#### Given entries
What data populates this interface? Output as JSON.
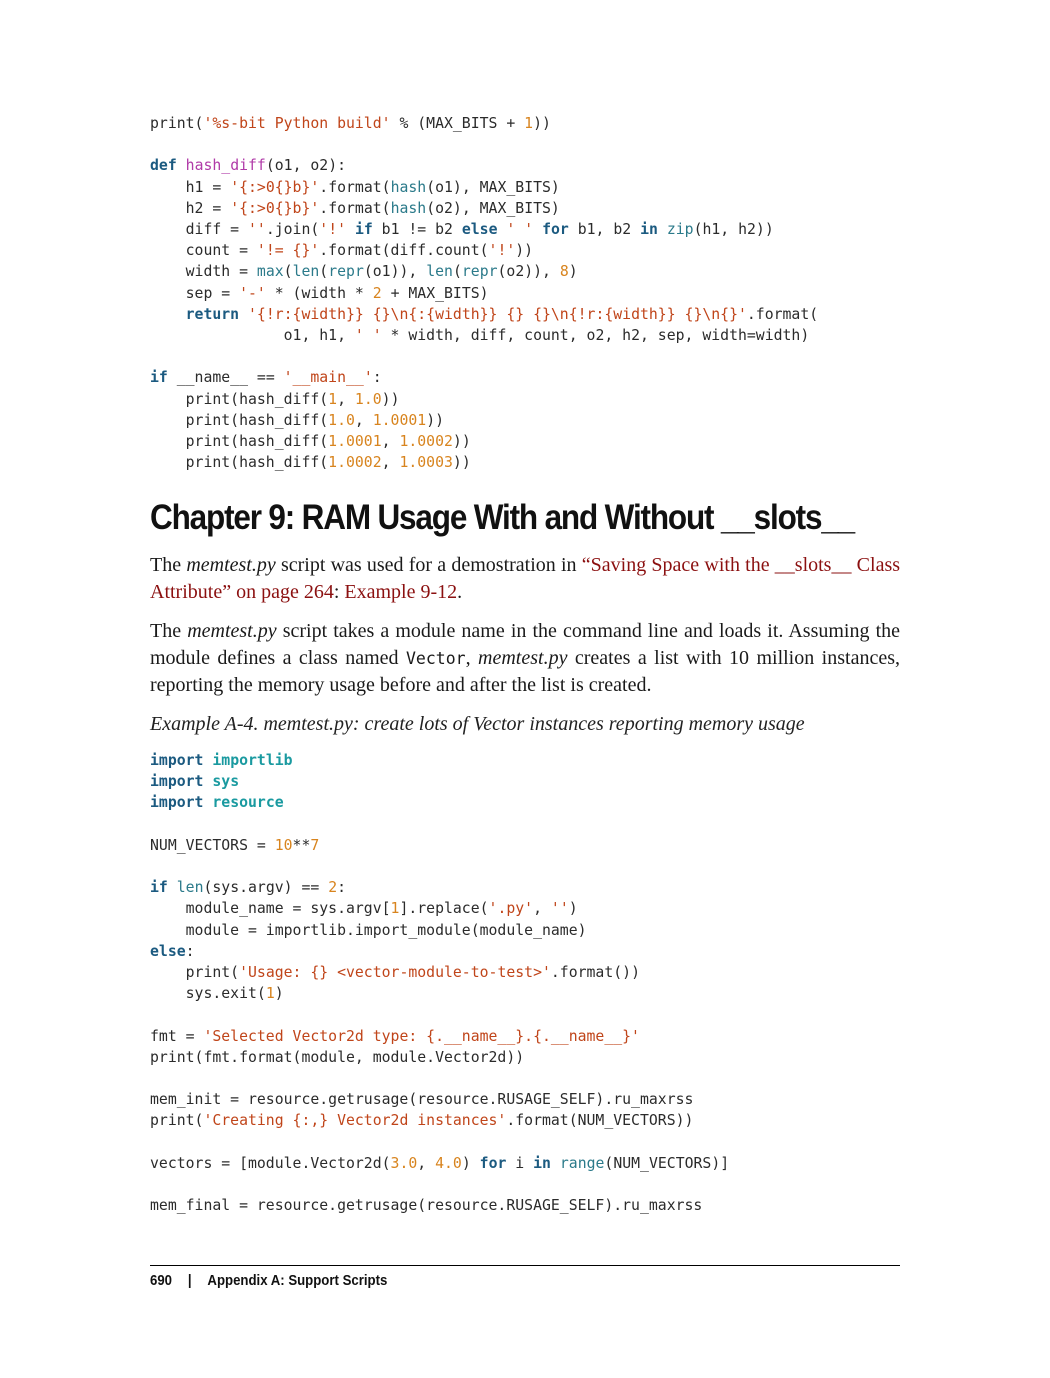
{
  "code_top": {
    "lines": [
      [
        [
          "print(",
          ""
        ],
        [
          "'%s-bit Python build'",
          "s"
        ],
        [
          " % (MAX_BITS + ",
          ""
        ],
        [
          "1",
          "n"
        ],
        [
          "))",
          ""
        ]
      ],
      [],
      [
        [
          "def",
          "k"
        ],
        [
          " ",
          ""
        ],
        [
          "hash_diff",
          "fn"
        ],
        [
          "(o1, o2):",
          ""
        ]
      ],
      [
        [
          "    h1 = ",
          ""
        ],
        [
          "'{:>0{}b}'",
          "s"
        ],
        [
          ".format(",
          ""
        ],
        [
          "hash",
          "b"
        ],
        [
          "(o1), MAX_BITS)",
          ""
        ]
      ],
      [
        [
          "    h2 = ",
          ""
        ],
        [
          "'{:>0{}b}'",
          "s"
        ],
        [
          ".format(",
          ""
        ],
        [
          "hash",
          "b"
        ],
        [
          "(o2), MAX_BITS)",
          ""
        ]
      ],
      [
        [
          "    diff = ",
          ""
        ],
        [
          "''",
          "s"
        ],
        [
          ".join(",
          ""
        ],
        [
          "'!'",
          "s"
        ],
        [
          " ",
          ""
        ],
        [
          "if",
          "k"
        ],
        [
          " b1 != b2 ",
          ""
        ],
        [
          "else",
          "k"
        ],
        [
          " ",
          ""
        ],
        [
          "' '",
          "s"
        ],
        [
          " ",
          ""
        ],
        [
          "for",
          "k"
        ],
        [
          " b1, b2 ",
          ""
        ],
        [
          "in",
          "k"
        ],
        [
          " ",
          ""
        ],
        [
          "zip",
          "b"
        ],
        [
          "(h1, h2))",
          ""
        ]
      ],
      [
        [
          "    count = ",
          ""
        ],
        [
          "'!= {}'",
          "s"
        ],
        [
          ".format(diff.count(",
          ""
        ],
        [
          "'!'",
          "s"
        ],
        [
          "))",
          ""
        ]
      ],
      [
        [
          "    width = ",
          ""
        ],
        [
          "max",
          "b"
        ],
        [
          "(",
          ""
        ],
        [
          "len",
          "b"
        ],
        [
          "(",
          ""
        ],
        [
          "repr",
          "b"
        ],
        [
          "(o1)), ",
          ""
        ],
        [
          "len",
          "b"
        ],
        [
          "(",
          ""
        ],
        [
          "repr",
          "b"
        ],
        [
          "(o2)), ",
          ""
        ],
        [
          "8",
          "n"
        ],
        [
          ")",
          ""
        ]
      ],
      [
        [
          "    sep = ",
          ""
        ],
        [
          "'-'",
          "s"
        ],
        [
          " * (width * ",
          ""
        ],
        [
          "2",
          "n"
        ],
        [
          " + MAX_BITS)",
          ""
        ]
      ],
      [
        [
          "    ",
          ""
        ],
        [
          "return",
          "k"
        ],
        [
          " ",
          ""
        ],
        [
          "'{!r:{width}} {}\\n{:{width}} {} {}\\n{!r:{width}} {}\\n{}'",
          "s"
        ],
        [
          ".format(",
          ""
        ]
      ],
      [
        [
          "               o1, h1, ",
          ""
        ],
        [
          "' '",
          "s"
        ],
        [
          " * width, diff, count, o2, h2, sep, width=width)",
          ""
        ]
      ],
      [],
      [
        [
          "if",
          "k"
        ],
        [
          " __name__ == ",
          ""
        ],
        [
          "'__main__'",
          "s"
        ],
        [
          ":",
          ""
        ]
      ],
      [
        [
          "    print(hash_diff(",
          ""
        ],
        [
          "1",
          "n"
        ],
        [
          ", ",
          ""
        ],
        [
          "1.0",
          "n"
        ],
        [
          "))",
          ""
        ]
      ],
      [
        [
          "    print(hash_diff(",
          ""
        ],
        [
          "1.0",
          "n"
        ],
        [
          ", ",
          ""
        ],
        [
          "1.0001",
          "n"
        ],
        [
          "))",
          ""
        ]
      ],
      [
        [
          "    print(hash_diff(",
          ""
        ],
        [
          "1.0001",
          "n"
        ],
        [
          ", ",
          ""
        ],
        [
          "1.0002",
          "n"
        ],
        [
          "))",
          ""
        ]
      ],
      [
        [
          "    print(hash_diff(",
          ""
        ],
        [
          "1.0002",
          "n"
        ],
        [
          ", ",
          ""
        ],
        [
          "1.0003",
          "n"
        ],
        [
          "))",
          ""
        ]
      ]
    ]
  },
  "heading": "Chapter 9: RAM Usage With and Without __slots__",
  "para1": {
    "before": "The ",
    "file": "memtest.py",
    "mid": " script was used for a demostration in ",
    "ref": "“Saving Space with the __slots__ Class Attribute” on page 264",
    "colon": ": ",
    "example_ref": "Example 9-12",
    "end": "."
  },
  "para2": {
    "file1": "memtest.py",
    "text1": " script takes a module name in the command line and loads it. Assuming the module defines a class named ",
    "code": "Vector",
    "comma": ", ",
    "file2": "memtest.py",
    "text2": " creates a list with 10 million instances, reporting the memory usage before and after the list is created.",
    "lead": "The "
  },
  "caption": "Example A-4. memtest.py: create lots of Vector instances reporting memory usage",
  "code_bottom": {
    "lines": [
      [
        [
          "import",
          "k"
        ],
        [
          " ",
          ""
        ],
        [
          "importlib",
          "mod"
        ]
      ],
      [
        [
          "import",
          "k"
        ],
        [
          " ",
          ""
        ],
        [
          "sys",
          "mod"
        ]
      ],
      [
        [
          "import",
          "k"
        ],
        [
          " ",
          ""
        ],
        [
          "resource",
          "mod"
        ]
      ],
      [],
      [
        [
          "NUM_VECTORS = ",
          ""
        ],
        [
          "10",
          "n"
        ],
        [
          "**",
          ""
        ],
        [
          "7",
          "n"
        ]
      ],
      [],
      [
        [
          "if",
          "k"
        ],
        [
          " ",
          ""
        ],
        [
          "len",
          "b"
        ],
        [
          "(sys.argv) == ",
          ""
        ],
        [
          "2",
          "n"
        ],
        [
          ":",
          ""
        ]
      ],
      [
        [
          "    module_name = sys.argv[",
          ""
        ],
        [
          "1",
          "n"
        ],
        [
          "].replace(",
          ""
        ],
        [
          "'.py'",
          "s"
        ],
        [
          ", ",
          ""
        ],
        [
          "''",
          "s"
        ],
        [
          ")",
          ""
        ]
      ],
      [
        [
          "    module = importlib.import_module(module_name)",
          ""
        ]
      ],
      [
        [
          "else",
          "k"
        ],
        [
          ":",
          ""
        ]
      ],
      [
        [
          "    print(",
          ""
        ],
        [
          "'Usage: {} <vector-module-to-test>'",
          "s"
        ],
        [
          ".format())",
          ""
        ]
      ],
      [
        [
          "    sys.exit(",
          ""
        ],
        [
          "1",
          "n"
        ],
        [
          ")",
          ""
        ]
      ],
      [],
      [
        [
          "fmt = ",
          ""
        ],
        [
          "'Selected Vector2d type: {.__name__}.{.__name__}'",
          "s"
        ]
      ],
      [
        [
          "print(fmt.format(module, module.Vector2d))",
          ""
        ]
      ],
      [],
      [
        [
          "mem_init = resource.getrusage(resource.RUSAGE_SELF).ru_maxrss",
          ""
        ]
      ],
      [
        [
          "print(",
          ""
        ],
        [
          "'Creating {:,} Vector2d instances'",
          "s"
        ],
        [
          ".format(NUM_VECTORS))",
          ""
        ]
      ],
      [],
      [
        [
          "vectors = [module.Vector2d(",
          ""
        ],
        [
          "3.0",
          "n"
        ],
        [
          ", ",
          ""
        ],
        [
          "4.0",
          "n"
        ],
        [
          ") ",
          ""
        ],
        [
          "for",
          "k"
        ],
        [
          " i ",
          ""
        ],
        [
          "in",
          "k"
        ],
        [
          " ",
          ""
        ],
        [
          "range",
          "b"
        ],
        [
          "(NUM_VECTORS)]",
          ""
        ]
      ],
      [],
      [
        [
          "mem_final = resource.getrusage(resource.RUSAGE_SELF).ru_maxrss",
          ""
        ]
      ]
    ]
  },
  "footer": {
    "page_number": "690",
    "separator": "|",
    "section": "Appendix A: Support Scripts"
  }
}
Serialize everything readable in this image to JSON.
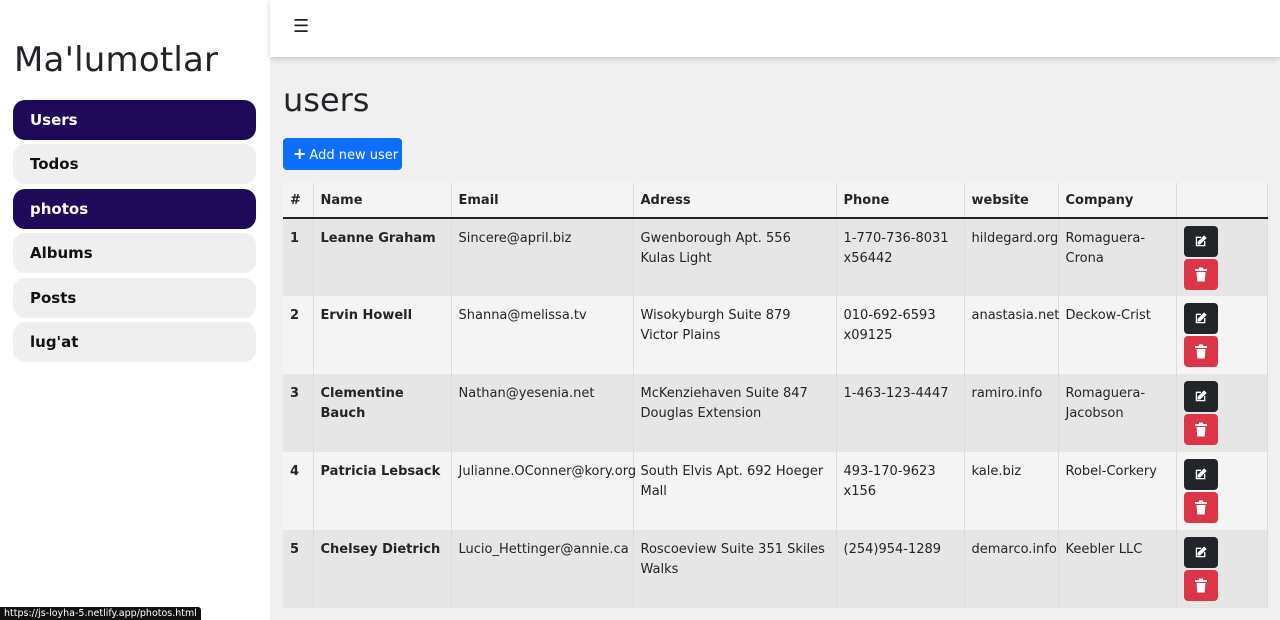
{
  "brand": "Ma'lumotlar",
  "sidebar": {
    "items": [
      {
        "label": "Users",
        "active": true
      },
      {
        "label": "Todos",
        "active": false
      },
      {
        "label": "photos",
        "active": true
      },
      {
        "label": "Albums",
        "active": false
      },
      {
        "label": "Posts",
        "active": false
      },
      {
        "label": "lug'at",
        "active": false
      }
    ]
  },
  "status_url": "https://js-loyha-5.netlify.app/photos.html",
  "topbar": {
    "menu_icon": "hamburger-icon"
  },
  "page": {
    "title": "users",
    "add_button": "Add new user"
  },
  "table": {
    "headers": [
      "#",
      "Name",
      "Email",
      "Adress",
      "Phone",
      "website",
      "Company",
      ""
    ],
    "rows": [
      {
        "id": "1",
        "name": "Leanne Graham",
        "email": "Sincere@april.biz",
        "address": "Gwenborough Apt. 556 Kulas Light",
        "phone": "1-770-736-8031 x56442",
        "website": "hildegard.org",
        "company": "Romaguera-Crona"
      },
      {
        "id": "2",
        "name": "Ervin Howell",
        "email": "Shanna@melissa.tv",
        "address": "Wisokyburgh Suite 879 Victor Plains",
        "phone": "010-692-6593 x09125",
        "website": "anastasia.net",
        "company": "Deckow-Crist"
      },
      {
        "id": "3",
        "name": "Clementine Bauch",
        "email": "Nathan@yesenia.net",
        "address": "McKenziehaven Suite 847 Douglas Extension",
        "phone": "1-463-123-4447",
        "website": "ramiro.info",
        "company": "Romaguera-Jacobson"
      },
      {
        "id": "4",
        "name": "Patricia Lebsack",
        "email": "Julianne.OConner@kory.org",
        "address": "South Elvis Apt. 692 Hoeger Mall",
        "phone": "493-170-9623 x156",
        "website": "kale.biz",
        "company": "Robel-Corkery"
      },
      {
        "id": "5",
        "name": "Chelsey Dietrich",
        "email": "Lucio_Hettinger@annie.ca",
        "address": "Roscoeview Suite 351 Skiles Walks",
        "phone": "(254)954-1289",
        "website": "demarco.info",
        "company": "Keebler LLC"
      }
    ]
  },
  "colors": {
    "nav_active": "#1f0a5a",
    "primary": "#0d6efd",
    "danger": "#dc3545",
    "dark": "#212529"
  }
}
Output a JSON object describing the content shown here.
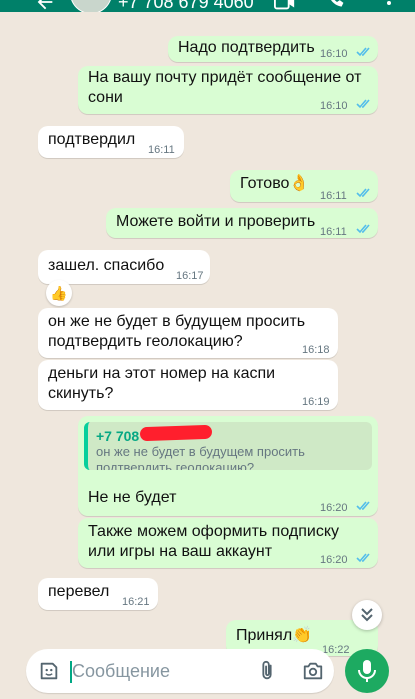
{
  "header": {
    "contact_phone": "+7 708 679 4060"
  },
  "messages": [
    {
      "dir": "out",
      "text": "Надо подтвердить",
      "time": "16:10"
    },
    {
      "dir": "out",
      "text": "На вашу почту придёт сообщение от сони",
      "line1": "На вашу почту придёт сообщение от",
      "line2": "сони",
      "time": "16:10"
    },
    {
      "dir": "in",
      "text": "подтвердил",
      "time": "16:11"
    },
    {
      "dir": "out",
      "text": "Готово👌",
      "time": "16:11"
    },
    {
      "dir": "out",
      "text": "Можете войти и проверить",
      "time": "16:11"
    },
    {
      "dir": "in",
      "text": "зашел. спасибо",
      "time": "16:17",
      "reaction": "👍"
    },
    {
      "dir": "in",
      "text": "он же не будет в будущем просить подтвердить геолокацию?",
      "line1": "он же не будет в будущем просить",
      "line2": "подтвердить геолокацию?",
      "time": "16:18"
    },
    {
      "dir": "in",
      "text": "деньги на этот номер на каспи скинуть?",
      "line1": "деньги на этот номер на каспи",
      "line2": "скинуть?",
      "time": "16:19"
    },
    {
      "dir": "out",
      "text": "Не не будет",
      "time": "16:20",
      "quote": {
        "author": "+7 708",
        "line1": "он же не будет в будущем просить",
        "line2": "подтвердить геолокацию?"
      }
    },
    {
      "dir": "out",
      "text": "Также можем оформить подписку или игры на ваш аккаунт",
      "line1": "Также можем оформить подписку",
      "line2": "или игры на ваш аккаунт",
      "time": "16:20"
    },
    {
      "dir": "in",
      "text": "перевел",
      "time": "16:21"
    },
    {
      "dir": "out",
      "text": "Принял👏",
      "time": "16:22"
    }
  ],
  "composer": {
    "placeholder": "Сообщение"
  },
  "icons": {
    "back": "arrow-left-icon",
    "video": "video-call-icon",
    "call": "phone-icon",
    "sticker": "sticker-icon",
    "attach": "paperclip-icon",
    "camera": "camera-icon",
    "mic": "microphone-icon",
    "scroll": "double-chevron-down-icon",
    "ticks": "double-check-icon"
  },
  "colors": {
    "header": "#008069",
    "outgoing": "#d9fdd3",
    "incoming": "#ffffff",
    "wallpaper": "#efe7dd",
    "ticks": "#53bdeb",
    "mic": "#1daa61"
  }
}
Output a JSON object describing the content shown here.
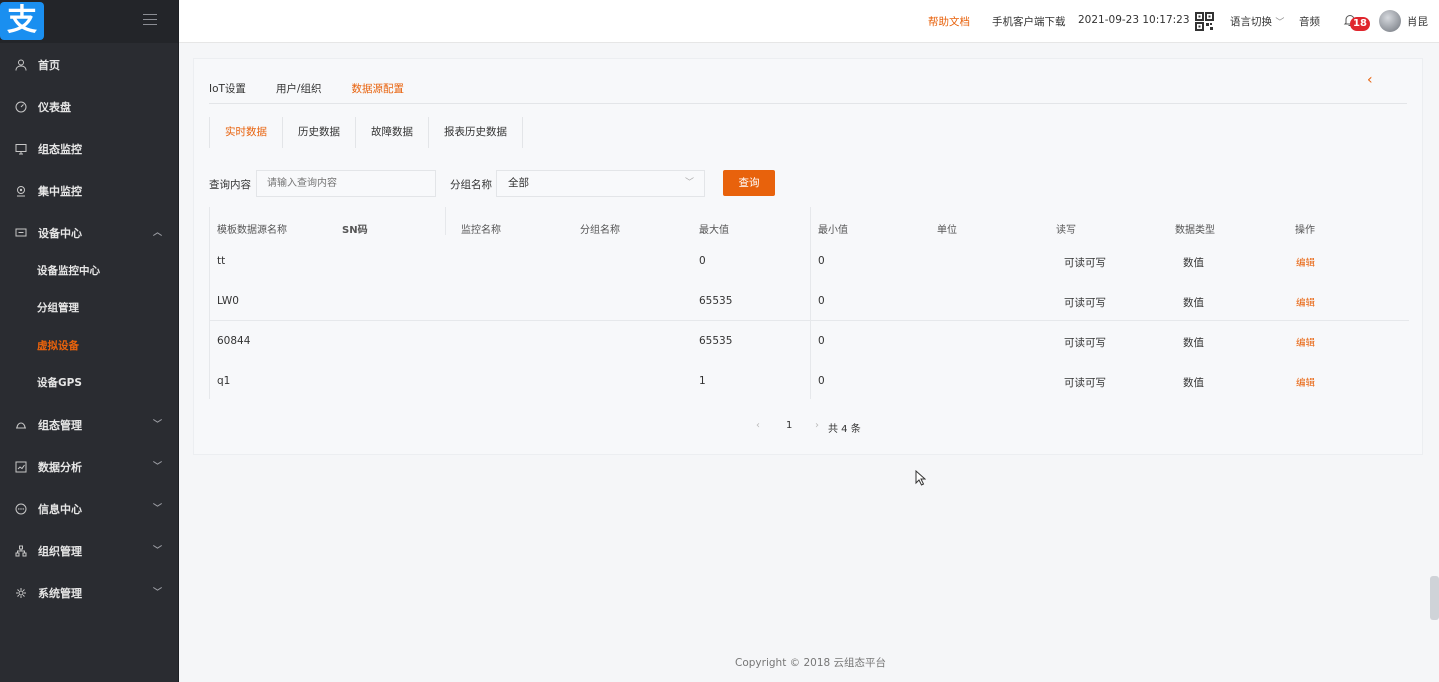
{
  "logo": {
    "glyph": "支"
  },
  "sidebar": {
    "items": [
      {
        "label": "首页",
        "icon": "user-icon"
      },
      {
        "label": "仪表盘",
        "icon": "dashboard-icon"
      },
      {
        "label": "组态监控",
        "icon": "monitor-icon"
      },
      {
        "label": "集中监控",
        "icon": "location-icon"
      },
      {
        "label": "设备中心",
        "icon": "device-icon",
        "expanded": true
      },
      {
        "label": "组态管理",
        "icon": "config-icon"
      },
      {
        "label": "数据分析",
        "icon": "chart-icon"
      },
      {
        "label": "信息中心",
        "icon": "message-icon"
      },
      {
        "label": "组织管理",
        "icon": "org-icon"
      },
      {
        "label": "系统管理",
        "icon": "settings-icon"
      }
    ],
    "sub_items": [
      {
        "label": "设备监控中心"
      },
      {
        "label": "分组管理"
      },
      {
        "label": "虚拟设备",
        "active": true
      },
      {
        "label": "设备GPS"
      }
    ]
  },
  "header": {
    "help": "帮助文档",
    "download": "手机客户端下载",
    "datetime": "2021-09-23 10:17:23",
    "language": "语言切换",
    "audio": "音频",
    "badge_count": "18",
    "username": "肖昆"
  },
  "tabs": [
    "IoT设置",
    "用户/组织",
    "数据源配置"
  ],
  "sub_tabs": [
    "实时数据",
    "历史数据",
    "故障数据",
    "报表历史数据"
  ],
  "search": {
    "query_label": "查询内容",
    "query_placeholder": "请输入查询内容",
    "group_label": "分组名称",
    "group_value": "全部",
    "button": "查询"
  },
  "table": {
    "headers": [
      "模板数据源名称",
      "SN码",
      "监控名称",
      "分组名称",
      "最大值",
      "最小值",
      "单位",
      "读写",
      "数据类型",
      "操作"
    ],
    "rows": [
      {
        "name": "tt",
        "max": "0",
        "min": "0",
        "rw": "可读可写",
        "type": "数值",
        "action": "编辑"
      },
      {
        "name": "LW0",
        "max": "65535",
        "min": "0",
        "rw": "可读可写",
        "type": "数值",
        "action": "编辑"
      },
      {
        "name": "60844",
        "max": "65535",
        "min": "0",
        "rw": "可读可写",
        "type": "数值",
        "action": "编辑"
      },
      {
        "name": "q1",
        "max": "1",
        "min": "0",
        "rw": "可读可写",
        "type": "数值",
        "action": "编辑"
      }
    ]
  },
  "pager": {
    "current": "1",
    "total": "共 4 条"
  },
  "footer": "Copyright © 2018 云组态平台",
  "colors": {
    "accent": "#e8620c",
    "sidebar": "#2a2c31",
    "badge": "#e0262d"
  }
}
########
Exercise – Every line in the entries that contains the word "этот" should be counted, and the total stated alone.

Finished task – 2